For any node u, when DFS starts, Low will be set to its Disc 1st.
Then later on DFS will be performed on each of its children v one by one, Low value of u can change it two case:
Case1 (Tree Edge): If node v is not visited already, then after DFS of v is complete, then minimum of low[u] and low[v] will be updated to low[u].
low[u] = min(low[u], low[v]);
Case 2 (Back Edge): When child v is already visited, then minimum of low[u] and Disc[v] will be updated to low[u].
low[u] = min(low[u], disc[v]);
In case two, can we take low[v] instead of disc[v] ?? . Answer is NO. If you can think why answer is NO, you probably understood the Low and Disc concept.
To track the subtree rooted at head, we can use a stack (keep pushing node while visiting). When a head node found, pop all nodes from stack till you get head out of stack.
To make sure, we don’t consider cross edges, when we reach a node which is already visited, we should process the visited node only if it is present in stack, else ignore the node.

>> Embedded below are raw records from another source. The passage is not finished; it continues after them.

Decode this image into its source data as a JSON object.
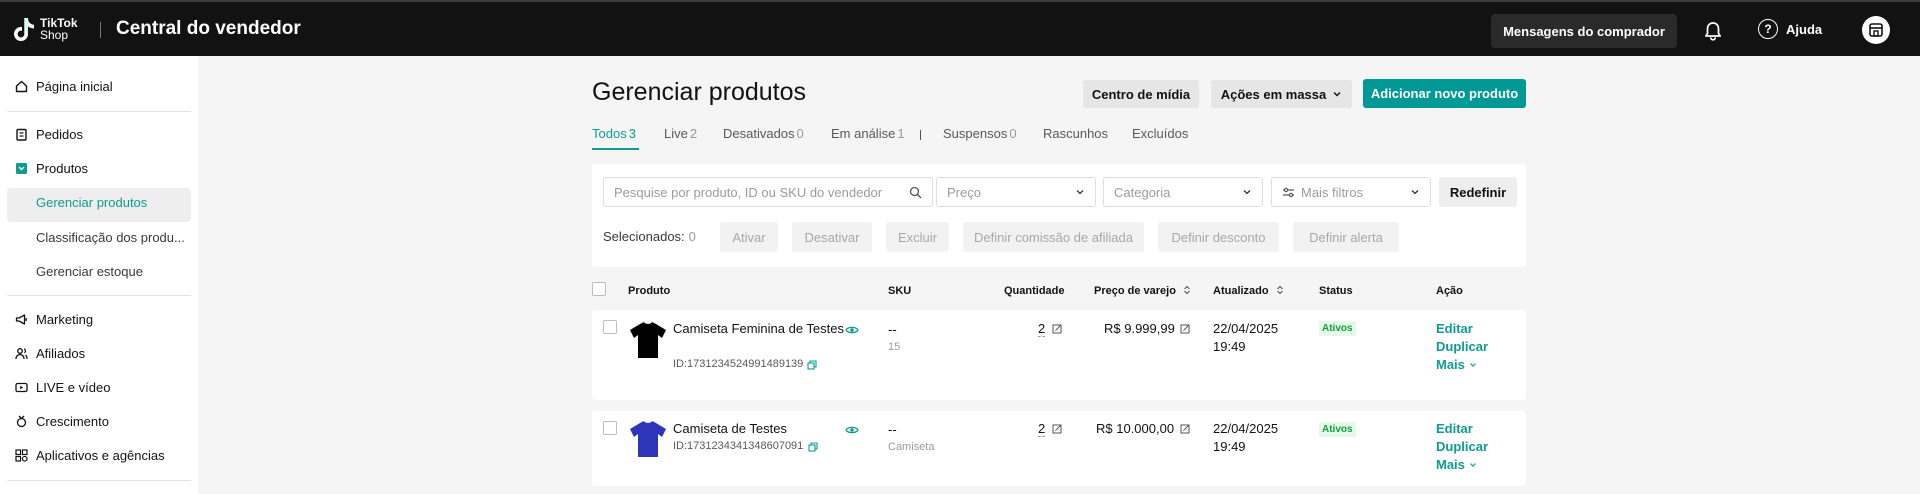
{
  "header": {
    "logo_text_1": "TikTok",
    "logo_text_2": "Shop",
    "title": "Central do vendedor",
    "messages_button": "Mensagens do comprador",
    "help_label": "Ajuda"
  },
  "sidebar": {
    "items": [
      {
        "label": "Página inicial",
        "icon": "home-icon"
      },
      {
        "label": "Pedidos",
        "icon": "clipboard-icon"
      },
      {
        "label": "Produtos",
        "icon": "box-icon"
      },
      {
        "label": "Marketing",
        "icon": "megaphone-icon"
      },
      {
        "label": "Afiliados",
        "icon": "people-icon"
      },
      {
        "label": "LIVE e vídeo",
        "icon": "live-icon"
      },
      {
        "label": "Crescimento",
        "icon": "medal-icon"
      },
      {
        "label": "Aplicativos e agências",
        "icon": "apps-icon"
      }
    ],
    "sub_items": [
      {
        "label": "Gerenciar produtos",
        "active": true
      },
      {
        "label": "Classificação dos produ..."
      },
      {
        "label": "Gerenciar estoque"
      }
    ]
  },
  "main": {
    "title": "Gerenciar produtos",
    "media_center_button": "Centro de mídia",
    "bulk_actions_button": "Ações em massa",
    "add_product_button": "Adicionar novo produto",
    "tabs": [
      {
        "label": "Todos",
        "count": "3",
        "active": true
      },
      {
        "label": "Live",
        "count": "2"
      },
      {
        "label": "Desativados",
        "count": "0"
      },
      {
        "label": "Em análise",
        "count": "1"
      },
      {
        "label": "Suspensos",
        "count": "0"
      },
      {
        "label": "Rascunhos",
        "count": ""
      },
      {
        "label": "Excluídos",
        "count": ""
      }
    ],
    "filters": {
      "search_placeholder": "Pesquise por produto, ID ou SKU do vendedor",
      "price_placeholder": "Preço",
      "category_placeholder": "Categoria",
      "more_filters": "Mais filtros",
      "reset_button": "Redefinir"
    },
    "selection": {
      "label": "Selecionados:",
      "count": "0",
      "actions": [
        "Ativar",
        "Desativar",
        "Excluir",
        "Definir comissão de afiliada",
        "Definir desconto",
        "Definir alerta"
      ]
    },
    "table": {
      "headers": [
        "Produto",
        "SKU",
        "Quantidade",
        "Preço de varejo",
        "Atualizado",
        "Status",
        "Ação"
      ],
      "rows": [
        {
          "name": "Camiseta Feminina de Testes",
          "id": "ID:1731234524991489139",
          "sku": "--",
          "sku_sub": "15",
          "quantity": "2",
          "price": "R$ 9.999,99",
          "date": "22/04/2025",
          "time": "19:49",
          "status": "Ativos",
          "actions": [
            "Editar",
            "Duplicar",
            "Mais"
          ],
          "thumb_color": "#000000"
        },
        {
          "name": "Camiseta de Testes",
          "id": "ID:1731234341348607091",
          "sku": "--",
          "sku_sub": "Camiseta",
          "quantity": "2",
          "price": "R$ 10.000,00",
          "date": "22/04/2025",
          "time": "19:49",
          "status": "Ativos",
          "actions": [
            "Editar",
            "Duplicar",
            "Mais"
          ],
          "thumb_color": "#2e35b8"
        }
      ]
    }
  },
  "colors": {
    "accent": "#0e9c91",
    "primary_button": "#009995",
    "topbar": "#121212",
    "status_green": "#11a33a"
  }
}
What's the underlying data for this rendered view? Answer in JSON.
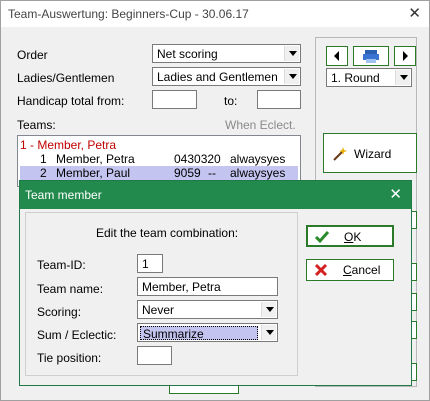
{
  "window": {
    "title": "Team-Auswertung: Beginners-Cup - 30.06.17"
  },
  "form": {
    "order_label": "Order",
    "order_value": "Net scoring",
    "ladies_label": "Ladies/Gentlemen",
    "ladies_value": "Ladies and Gentlemen",
    "handicap_label": "Handicap total from:",
    "handicap_from": "",
    "to_label": "to:",
    "handicap_to": "",
    "teams_label": "Teams:",
    "when_eclect": "When Eclect."
  },
  "teams_list": {
    "header": "1 - Member, Petra",
    "rows": [
      {
        "num": "1",
        "name": "Member, Petra",
        "hcp": "0430320",
        "flag": "alwaysyes"
      },
      {
        "num": "2",
        "name": "Member, Paul",
        "hcp": "9059",
        "dash": "--",
        "flag": "alwaysyes"
      }
    ]
  },
  "side_panel": {
    "round_value": "1. Round",
    "wizard_label": "Wizard"
  },
  "dialog": {
    "title": "Team member",
    "heading": "Edit the team combination:",
    "team_id_label": "Team-ID:",
    "team_id_value": "1",
    "team_name_label": "Team name:",
    "team_name_value": "Member, Petra",
    "scoring_label": "Scoring:",
    "scoring_value": "Never",
    "sum_label": "Sum / Eclectic:",
    "sum_value": "Summarize",
    "tie_label": "Tie position:",
    "tie_value": "",
    "ok_accel": "O",
    "ok_rest": "K",
    "cancel_accel": "C",
    "cancel_rest": "ancel"
  },
  "colors": {
    "accent_green": "#238a4e",
    "selection": "#c4c4f0",
    "team_header_red": "#c00000"
  }
}
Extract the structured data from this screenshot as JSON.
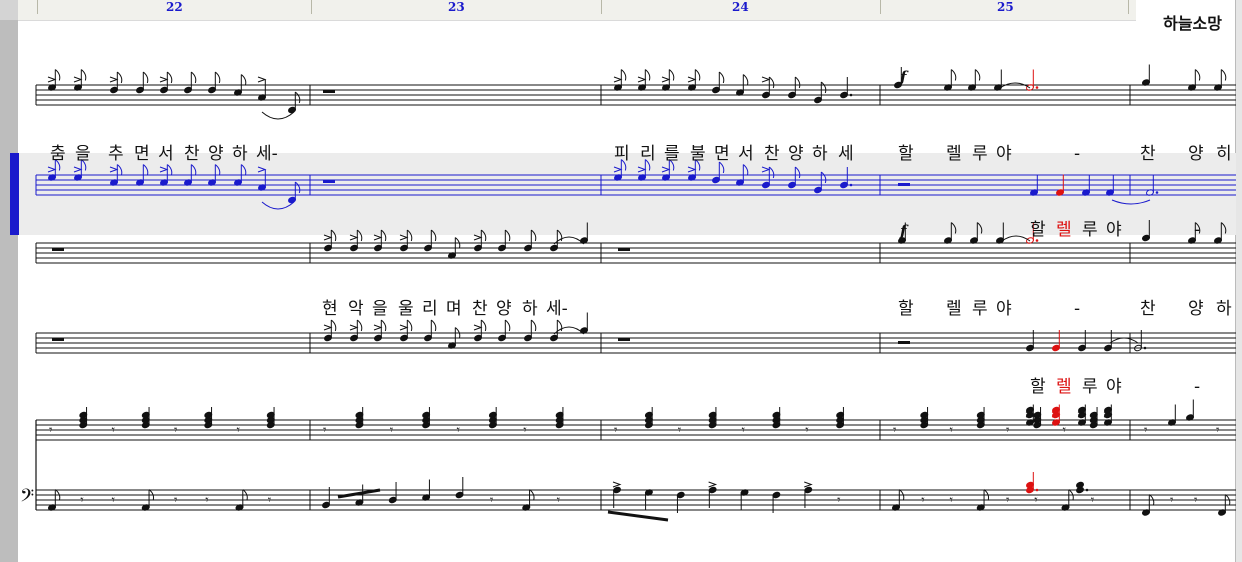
{
  "window": {
    "title": "하늘소망"
  },
  "ruler": {
    "measures": [
      "22",
      "23",
      "24",
      "25"
    ]
  },
  "colors": {
    "default": "#111111",
    "selected": "#1a1acc",
    "highlight": "#dd1111"
  },
  "dynamics": {
    "forte": "f"
  },
  "lyrics": {
    "line1": [
      "춤",
      "을",
      "추",
      "면",
      "서",
      "찬",
      "양",
      "하",
      "세-",
      "피",
      "리",
      "를",
      "불",
      "면",
      "서",
      "찬",
      "양",
      "하",
      "세",
      "할",
      "렐",
      "루",
      "야",
      "-",
      "찬",
      "양",
      "히"
    ],
    "line2": [
      "할",
      "렐",
      "루",
      "야",
      "-"
    ],
    "line3": [
      "현",
      "악",
      "을",
      "울",
      "리",
      "며",
      "찬",
      "양",
      "하",
      "세-",
      "할",
      "렐",
      "루",
      "야",
      "-",
      "찬",
      "양",
      "하"
    ],
    "line4": [
      "할",
      "렐",
      "루",
      "야",
      "-"
    ]
  },
  "lyric_highlight": {
    "line2": 1,
    "line4": 1
  }
}
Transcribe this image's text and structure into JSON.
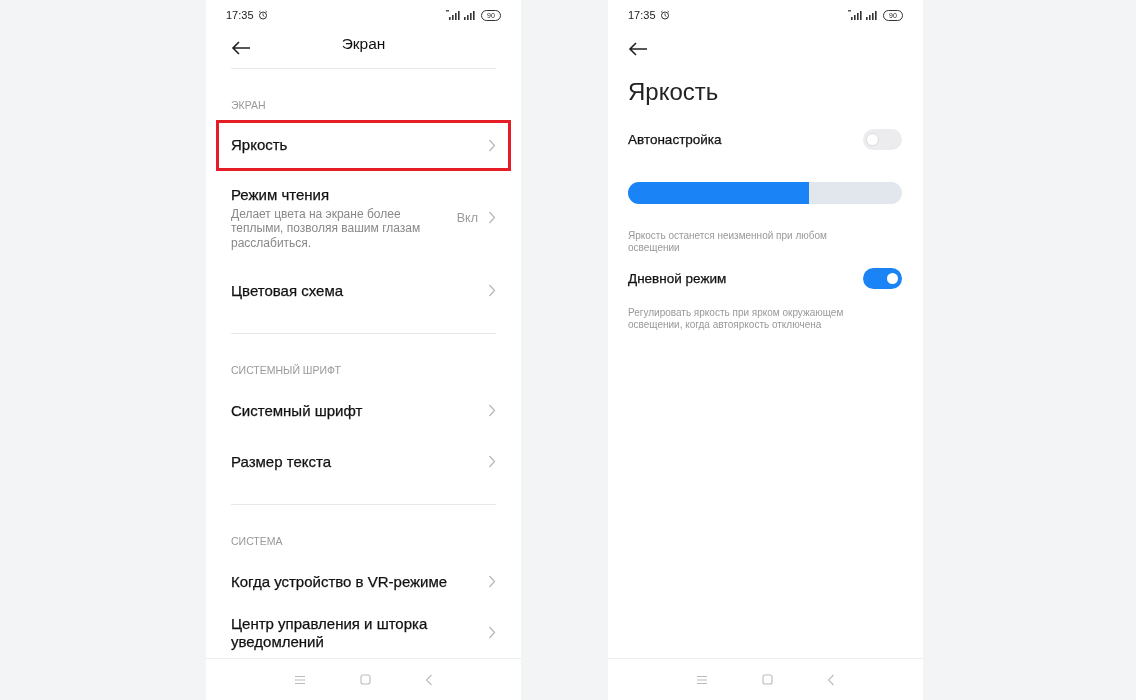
{
  "display_screen": {
    "status_bar": {
      "time": "17:35",
      "battery": "90"
    },
    "title": "Экран",
    "sections": [
      {
        "heading": "ЭКРАН",
        "items": [
          {
            "title": "Яркость",
            "highlighted": true
          },
          {
            "title": "Режим чтения",
            "description": "Делает цвета на экране более теплыми, позволяя вашим глазам расслабиться.",
            "value": "Вкл",
            "highlighted": false
          },
          {
            "title": "Цветовая схема",
            "highlighted": false
          }
        ]
      },
      {
        "heading": "СИСТЕМНЫЙ ШРИФТ",
        "items": [
          {
            "title": "Системный шрифт",
            "highlighted": false
          },
          {
            "title": "Размер текста",
            "highlighted": false
          }
        ]
      },
      {
        "heading": "СИСТЕМА",
        "items": [
          {
            "title": "Когда устройство в VR-режиме",
            "highlighted": false
          },
          {
            "title": "Центр управления и шторка уведомлений",
            "highlighted": false
          }
        ]
      }
    ]
  },
  "brightness_screen": {
    "status_bar": {
      "time": "17:35",
      "battery": "90"
    },
    "title": "Яркость",
    "auto_brightness": {
      "label": "Автонастройка",
      "on": false
    },
    "slider": {
      "level": 0.66
    },
    "slider_note": "Яркость останется неизменной при любом освещении",
    "day_mode": {
      "label": "Дневной режим",
      "on": true
    },
    "day_mode_note": "Регулировать яркость при ярком окружающем освещении, когда автояркость отключена"
  }
}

Following is implementation of Tarjan’s algorithm to print all SCCs.
SCCs in first graph 4 3 1 2 0 SCCs in second graph 3 2 1 0 SCCs in third graph 5 3 4 6 2 1 0 SCCs in fourth graph 8 9 7 5 4 6 3 2 1 0 10 SCCs in fifth graph 4 3 2 1 0
Time Complexity: The above algorithm mainly calls DFS, DFS takes O(V+E) for a graph represented using adjacency list.
This article is contributed by Anurag Singh. Please write comments if you find anything incorrect, or you want to share more information about the topic discussed above
- Strongly Connected Components
- Check if a graph is strongly connected | Set 1 (Kosaraju using DFS)
- Check if a given directed graph is strongly connected | Set 2 (Kosaraju using BFS)
- Connected Components in an undirected graph
- Sum of the minimum elements in all connected components of an undirected graph
- Clone an undirected graph with multiple connected components
- Maximum number of edges among all connected components of an undirected graph
- Program to count Number of connected components in an undirected graph
- Find K vertices in the graph which are connected to at least one of remaining vertices
- Union-Find Algorithm | (Union By Rank and Find by Optimized Path Compression)
- Biconnected Components
- Find if a degree sequence can form a simple graph | Havel-Hakimi Algorithm
- Number of single cycle components in an undirected graph
- Largest connected component on a grid
- Check if a directed graph is connected or not
Improved By : frankfeng579